Set up the application server.

The JGATMS team recommends Tomcat, but any J2EE-compatible application serve r should work. These instructions explain how to set up Tomcat.

Point your browser to http://jakarta.apache.org/tomcat . Click on Download Binaries. Scroll down until you see the link "4.1.29tar.gz" Download that file. It will create a file called "jakarta-tomcat-4.1.29 tar.gz". In the directory where you downloaded it type "tar -xzf jakarta-tomcat-4.1.29 tar.gz." It should create a directory called jakarta-tomcat-4.1.29. Change to the jakarta-tomcat-4.1.29/bin directory and type the following:

tail -f ../logs/catalina.out

Assuming everything is found, it will boot up the Tomcat server. When text stops scrolling open up a browser and point it to http://localhost:8080 You should see the Tomcat home page.If so, Tomcat install was successful.

Set up the database.

There is nothing that requires the use of PosgreSQL as the database backend. Any DBMS that is compatible with Hibernate 1.2 will work. MySql is another good open-source choice, however, I experienced some problems using it on Windows that have been so far unable to debug. I'm using PostgreSQL 7.3. These instructions will not explain how to install PostgreSQL, but how to set it up for use with JGATMS. For more information see http://www.postgresql.org.

First of all, check that PostgreSQL is installed. Typing "rpm -qa | grep postgresql" should do the trick on RedHat. If it's not installed see the PostgreSQL website for installation instructions.

The following steps will need to be done as root.

Initialize the database by typing "/sbin/service postgresql start".

Edit the file /var/lib/pgsql/data/postgresql.conf and make sure there is a line "tcpip_socket = true" that is not commented out.

Now edit /var/lib/pgsql/data/pg_hba.conf and make sure the following two lines are present and uncommented:

local  all      all             ident   sameuser
host    all         all   trust

The previous two steps ensure that PostgreSQL listens to TCP/IP connections.

Now we need to set up users and the database. Type "/sbin/service restart postgresql" to restart the database server. Then switch to user "postgres." This user is created by the PostgreSQL initialization As "postgres" type "createuser [username ] " and replace [username ] with the user name you normally log on as. Allow the new user to create users and databases when asked.

Now exit the postgres and root logins and return to your normal login and type "createdb jgatms" to create the JGATMS database.

There are two scripts you must run to get the database setup. In the jgatms-core directory, type the following:

psql -f src/sql/create.sql
psql -f src/sql/insert.sql

This will create and populate the JGATMS database. You will see a lot of errors the first time you run the scripts, but everything should work fine.

Execute Maven build.

In the jgatms-core directory type "maven dist". If you're on a dialup connection, go eat dinner. Maven will download several packages and build. At the end you will see a message that says "BUILD SUCCESSFUL". If you see "BUILD FAILED" then either you have something misconfigured or these instructions are wrong. Please send an email to the JGATMS Developers list for help. After all is said and done you will have a "target" directory with everything built in it.

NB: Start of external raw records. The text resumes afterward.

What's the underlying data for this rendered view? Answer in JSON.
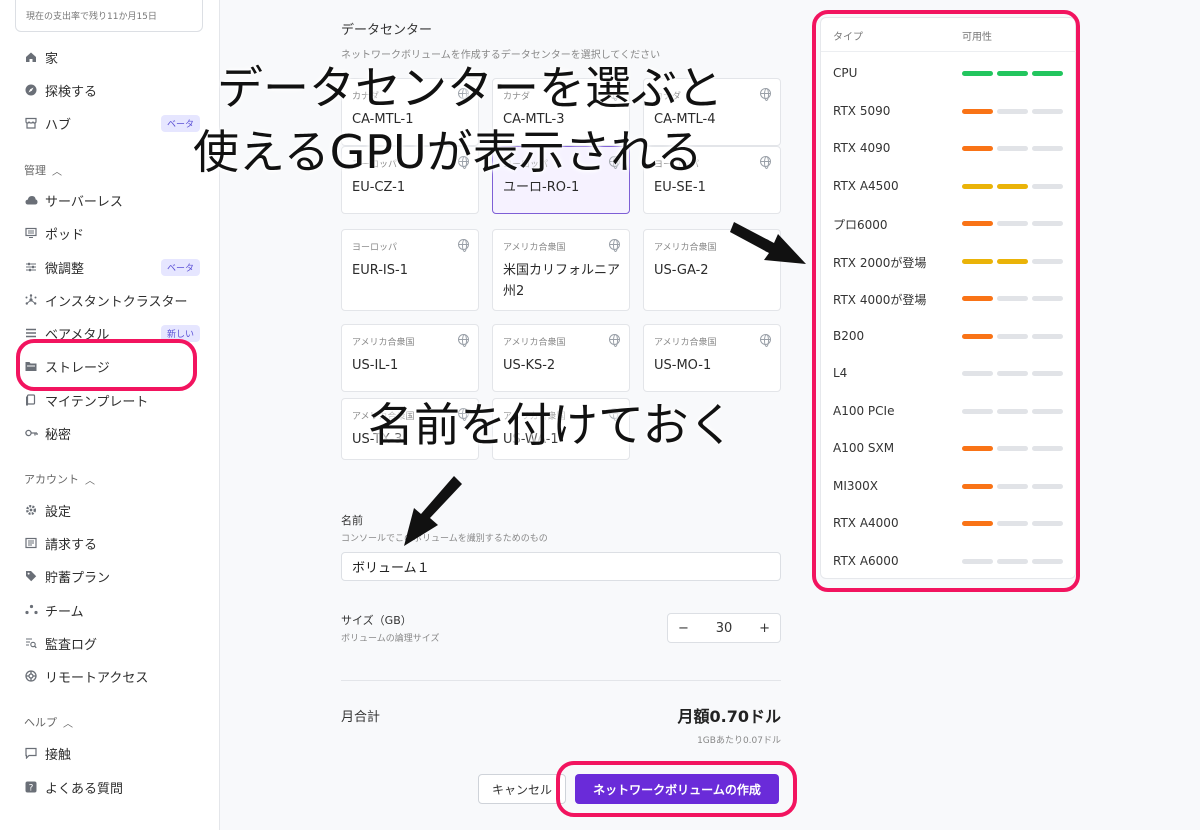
{
  "sidebar": {
    "spend_text": "現在の支出率で残り11か月15日",
    "items": [
      {
        "icon": "home-icon",
        "label": "家",
        "badge": ""
      },
      {
        "icon": "compass-icon",
        "label": "探検する",
        "badge": ""
      },
      {
        "icon": "store-icon",
        "label": "ハブ",
        "badge": "ベータ"
      },
      {
        "icon": "cloud-icon",
        "label": "サーバーレス",
        "badge": ""
      },
      {
        "icon": "monitor-icon",
        "label": "ポッド",
        "badge": ""
      },
      {
        "icon": "sliders-icon",
        "label": "微調整",
        "badge": "ベータ"
      },
      {
        "icon": "cluster-icon",
        "label": "インスタントクラスター",
        "badge": ""
      },
      {
        "icon": "list-icon",
        "label": "ベアメタル",
        "badge": "新しい"
      },
      {
        "icon": "folder-icon",
        "label": "ストレージ",
        "badge": ""
      },
      {
        "icon": "template-icon",
        "label": "マイテンプレート",
        "badge": ""
      },
      {
        "icon": "key-icon",
        "label": "秘密",
        "badge": ""
      },
      {
        "icon": "gear-icon",
        "label": "設定",
        "badge": ""
      },
      {
        "icon": "billing-icon",
        "label": "請求する",
        "badge": ""
      },
      {
        "icon": "tag-icon",
        "label": "貯蓄プラン",
        "badge": ""
      },
      {
        "icon": "team-icon",
        "label": "チーム",
        "badge": ""
      },
      {
        "icon": "audit-icon",
        "label": "監査ログ",
        "badge": ""
      },
      {
        "icon": "remote-icon",
        "label": "リモートアクセス",
        "badge": ""
      },
      {
        "icon": "chat-icon",
        "label": "接触",
        "badge": ""
      },
      {
        "icon": "question-icon",
        "label": "よくある質問",
        "badge": ""
      }
    ],
    "sections": [
      "管理",
      "アカウント",
      "ヘルプ"
    ]
  },
  "main": {
    "title": "データセンター",
    "subtitle": "ネットワークボリュームを作成するデータセンターを選択してください",
    "datacenters": [
      {
        "region": "カナダ",
        "code": "CA-MTL-1",
        "selected": false
      },
      {
        "region": "カナダ",
        "code": "CA-MTL-3",
        "selected": false
      },
      {
        "region": "カナダ",
        "code": "CA-MTL-4",
        "selected": false
      },
      {
        "region": "ヨーロッパ",
        "code": "EU-CZ-1",
        "selected": false
      },
      {
        "region": "ヨーロッパ",
        "code": "ユーロ-RO-1",
        "selected": true
      },
      {
        "region": "ヨーロッパ",
        "code": "EU-SE-1",
        "selected": false
      },
      {
        "region": "ヨーロッパ",
        "code": "EUR-IS-1",
        "selected": false
      },
      {
        "region": "アメリカ合衆国",
        "code": "米国カリフォルニア州2",
        "selected": false
      },
      {
        "region": "アメリカ合衆国",
        "code": "US-GA-2",
        "selected": false
      },
      {
        "region": "アメリカ合衆国",
        "code": "US-IL-1",
        "selected": false
      },
      {
        "region": "アメリカ合衆国",
        "code": "US-KS-2",
        "selected": false
      },
      {
        "region": "アメリカ合衆国",
        "code": "US-MO-1",
        "selected": false
      },
      {
        "region": "アメリカ合衆国",
        "code": "US-TX-3",
        "selected": false
      },
      {
        "region": "アメリカ合衆国",
        "code": "US-WA-1",
        "selected": false
      }
    ],
    "name_label": "名前",
    "name_hint": "コンソールでこのボリュームを識別するためのもの",
    "name_value": "ボリューム１",
    "size_label": "サイズ（GB）",
    "size_hint": "ボリュームの論理サイズ",
    "size_value": "30",
    "total_label": "月合計",
    "total_value": "月額0.70ドル",
    "total_sub": "1GBあたり0.07ドル",
    "cancel_label": "キャンセル",
    "create_label": "ネットワークボリュームの作成"
  },
  "gpu_panel": {
    "col_type": "タイプ",
    "col_availability": "可用性",
    "colors": {
      "high": "#22c55e",
      "medium": "#eab308",
      "low": "#f97316",
      "none": "#e1e3e7"
    },
    "rows": [
      {
        "name": "CPU",
        "level": "high",
        "bars": 3
      },
      {
        "name": "RTX 5090",
        "level": "low",
        "bars": 1
      },
      {
        "name": "RTX 4090",
        "level": "low",
        "bars": 1
      },
      {
        "name": "RTX A4500",
        "level": "medium",
        "bars": 2
      },
      {
        "name": "プロ6000",
        "level": "low",
        "bars": 1
      },
      {
        "name": "RTX 2000が登場",
        "level": "medium",
        "bars": 2
      },
      {
        "name": "RTX 4000が登場",
        "level": "low",
        "bars": 1
      },
      {
        "name": "B200",
        "level": "low",
        "bars": 1
      },
      {
        "name": "L4",
        "level": "none",
        "bars": 0
      },
      {
        "name": "A100 PCIe",
        "level": "none",
        "bars": 0
      },
      {
        "name": "A100 SXM",
        "level": "low",
        "bars": 1
      },
      {
        "name": "MI300X",
        "level": "low",
        "bars": 1
      },
      {
        "name": "RTX A4000",
        "level": "low",
        "bars": 1
      },
      {
        "name": "RTX A6000",
        "level": "none",
        "bars": 0
      }
    ]
  },
  "annotations": {
    "line1": "データセンターを選ぶと",
    "line2": "使えるGPUが表示される",
    "line3": "名前を付けておく",
    "highlight_color": "#f2145f"
  }
}
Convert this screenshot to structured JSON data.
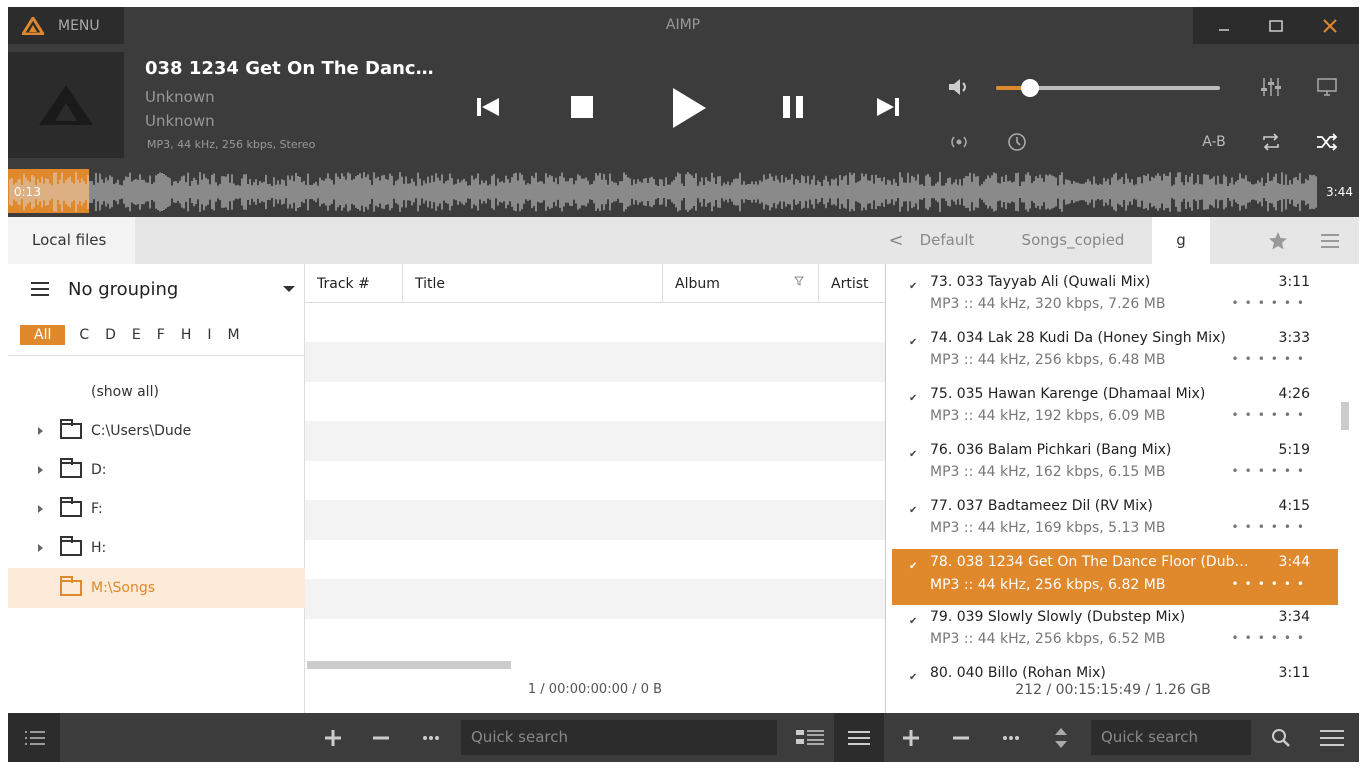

At this time, Maven does not create a deployable web application, mainly because there is nothing to deploy. In the very near future there will be some web artifacts to build and we'll configure Maven to create a WAR file as part of its build process.